There was a time, long ago, when there was only one science, and it was called philosophy. It was a seeking of knowledge with basic principles of clarity and sharability. The knowledge sought was of two kinds: one, it claimed all that could be studied or ever understood to be within its domain, and two, the desire to know, in the light of all that could be known, how man should best live. Its language was poetry and logic, for either could be brought to bear to explain a point of view, and each could be refuted by better works in the eyes of men.
The successes of this infant form of science are well known. By the careful consideration and debate of the rules by which knowledge might be obtained, the development of mathematics (the abstract science) and the scientific method came about. Over a very long period of time the application of these two tools in tandem began to sift out certain kinds of truth form the evidences and experiences before us in the world. If mathematics was the holy pope of science, physics soon became its high priest, studying that which yielded most readily to purely mathematical analysis and explanation - the laws of motion of objects, both small and large. The success of the physics (and its sister, astronomy) came to be the model for all sciences, each struggling to reduce to mathematical certainties the natural laws which could be considered to be their subject.
Science begat science, thereafter, each clamoring for the attention of learned men and women, each asserting its validity by appropriating whavever mathematical foundations it could lay its feet to. Chemistry, one step removed from the simple beauty of the almost abstract particles of physics and astronomy, came to be better understood and began to yield huge amounts of information about how our world works. The biological sciences, from humble beginnings as mere catalogues of the living world around us, have used their roots in chemistry to deepen and richen our understanding of the processes of life itself, and continue to do so today. The social sciences carefully applied probability and statistics to sift through their evidence and the experiments suggested by their theories. Some fields of inquiry such as economics hide behind a wall of illusion, a vast arcane set of mathematical analyses which hide the fact that they know nothing and cannot predict for us or serve us with any degree of certainty events that lie within their claimed purview. Others, such as psychology, with as diverse a raw data set as every mind that ever lived, would be better off telling wise stories and spinning poetry.

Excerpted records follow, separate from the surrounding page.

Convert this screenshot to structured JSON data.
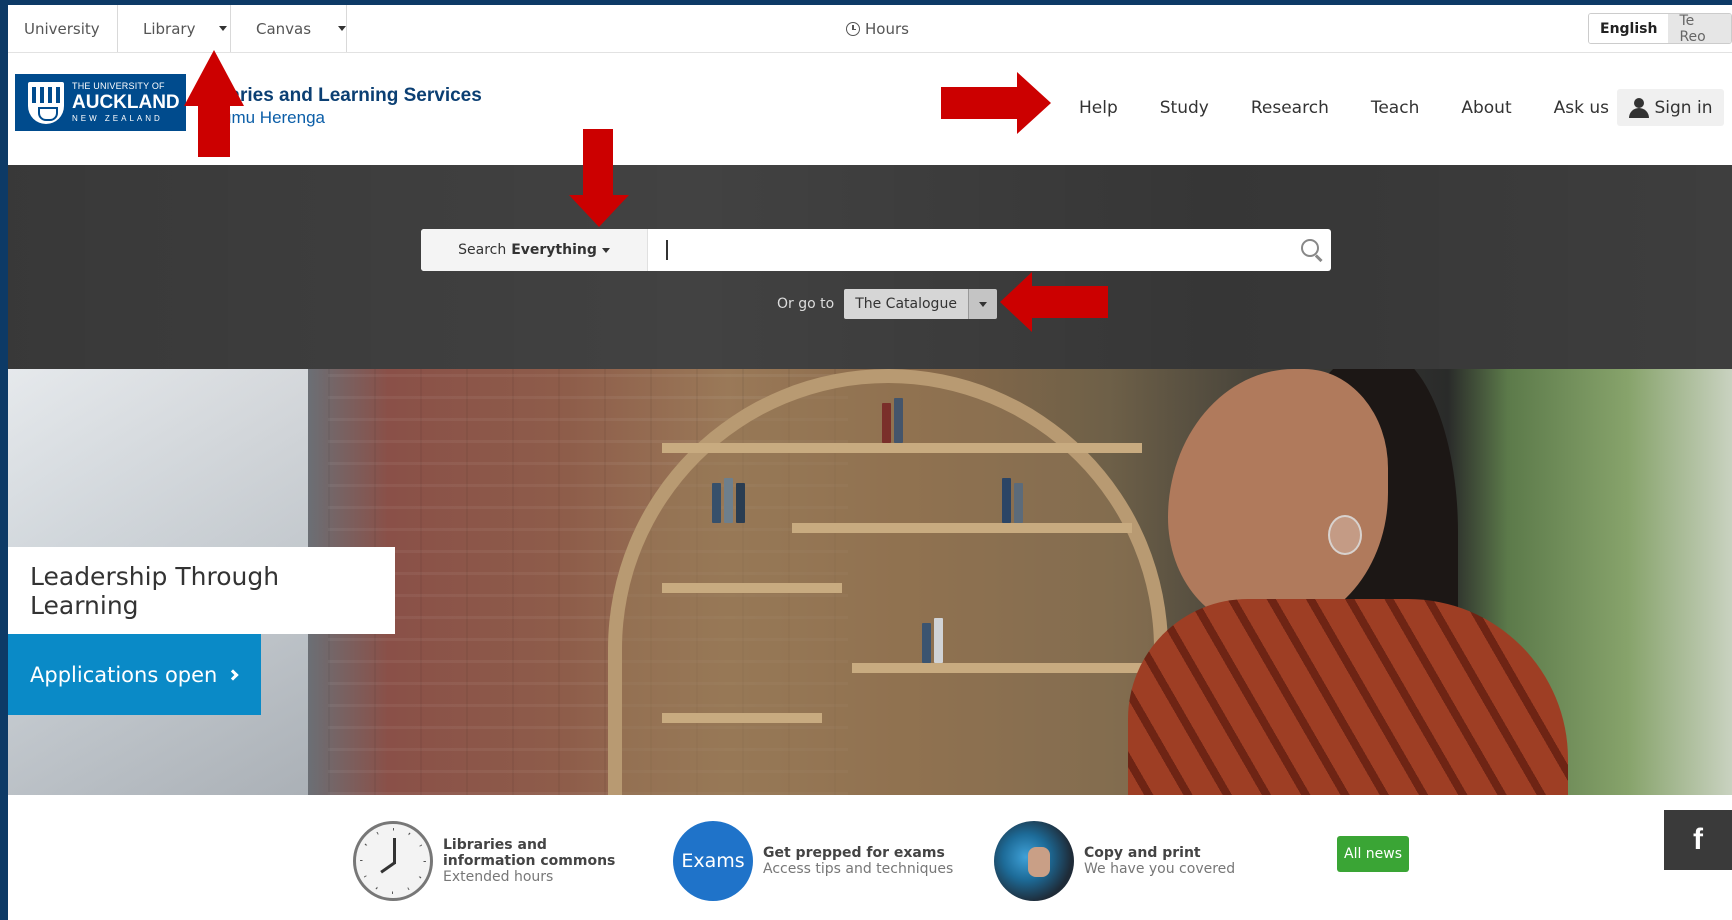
{
  "util_bar": {
    "university": "University",
    "library": "Library",
    "canvas": "Canvas",
    "hours": "Hours",
    "lang_english": "English",
    "lang_tereo": "Te Reo"
  },
  "header": {
    "logo": {
      "line1": "THE UNIVERSITY OF",
      "line2": "AUCKLAND",
      "line3": "NEW ZEALAND"
    },
    "site_title": "raries and Learning Services",
    "site_subtitle": "umu Herenga",
    "nav": [
      "Help",
      "Study",
      "Research",
      "Teach",
      "About",
      "Ask us"
    ],
    "sign_in": "Sign in"
  },
  "search": {
    "scope_prefix": "Search",
    "scope_value": "Everything",
    "input_value": "",
    "goto_label": "Or go to",
    "goto_selected": "The Catalogue"
  },
  "hero": {
    "caption": "Leadership Through Learning",
    "cta": "Applications open"
  },
  "news": {
    "items": [
      {
        "title": "Libraries and information commons",
        "sub": "Extended hours",
        "icon": "clock-icon"
      },
      {
        "title": "Get prepped for exams",
        "sub": "Access tips and techniques",
        "icon_text": "Exams"
      },
      {
        "title": "Copy and print",
        "sub": "We have you covered",
        "icon": "print-card-icon"
      }
    ],
    "all_news": "All news",
    "facebook": "f"
  },
  "colors": {
    "brand_blue": "#004b8d",
    "search_band": "#323232",
    "cta_blue": "#0a8ac7",
    "all_news_green": "#3aa535",
    "annotation_red": "#cc0000"
  }
}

Whatever nasty things I may have to say about the alleged sciences of economics or psychology, the problem that the rapid successes of the mathematicized sciences have created is a lopsided way of looking at our understanding. At one pole of what was once philosophy there is the language of mathematics: pure and sacred, well defined and clear, but remote and incapable of describing certain kinds of human complexity in a useful manner. At the other lonely pole, we still have poetry. I hope. By poetry I mean real language discussions, debates, exaplanations, analogies, and metaphors for the things that matter to us about the world. Poetry leads to a different kind of reasoning in the pursuit of knowledge and truth.
Poetry, the natural language of reason and rhetoric, must be understood to be useful. The language must say something clearly. An analogy or metaphor is as perfectly useful in understanding our world as a differential equation. To determine its validity, the same sorts of thing that are done with equations are done with the poetry. First we must ask, "what does this mean?" When we think we understand it clearly (for otherwise what is the point of any knowledge?), we look beyond it, and say, "what does this meaning imply?" "What truths that are not spoken here must also be the case?" Then we examine those resultant truths, exactly as the physicists do the results of their carefully duplicated experiments. If the projected truths bear fruit and shine light on previously unknown things, then they bear witness to the usefulness, the validity and the beauty of the poetry which spawned them. If they should prove wanting, or misleading, or poverty stricken in their ability to richen the dialogue, they will likewise be downgraded, just as a discarded theory must be that failed in its mathematical projections.
I seek here to consider the foundations of a new kind of science, on the opposite pole of those which have gained such prominence. By its very definition, a science of the transcendant will not yield to mathematical analysis of any conventional sort - for it deals in the nature of the universe which is not ordered; the "stuff" that is "not-stuff," a "time" that is "no-time." Whereas the power of modern physics was capable of pinpointing celestial and atomic motions before ever beginning to define its own limits of definition, the power of modern transcendant theory is that it starts by defining what cannot be known. From this point, however, surely some inroads can be made and increases to our knowledge be gained.
I think that while by "transcendental" I mean the sort of "experiences we have that are not things that happen," in a very parallel way this sort of exploration can be used to study such difficult topics as consciousness and how it is that what we call "mind" arises from what we know as "body."
It is my hope that this science will not be capable of yielding in its results the formulae for bombs, poisons and other ways for men to assert power over one another; this is due to the utter lack of predictability of its subject matter. The nature of the predictability of this subject - that certain things about the way we are will produce certain enriching kinds of results if they are understood and respected - I hope will become at least paritally clear. I hope that a means of bettering the content of the lives of all those who desire it should be brought closer to their reach, for that is what philosophy, and its children, the sciences, are truly for.
1/5/02 - 3 AM
© Huw Powell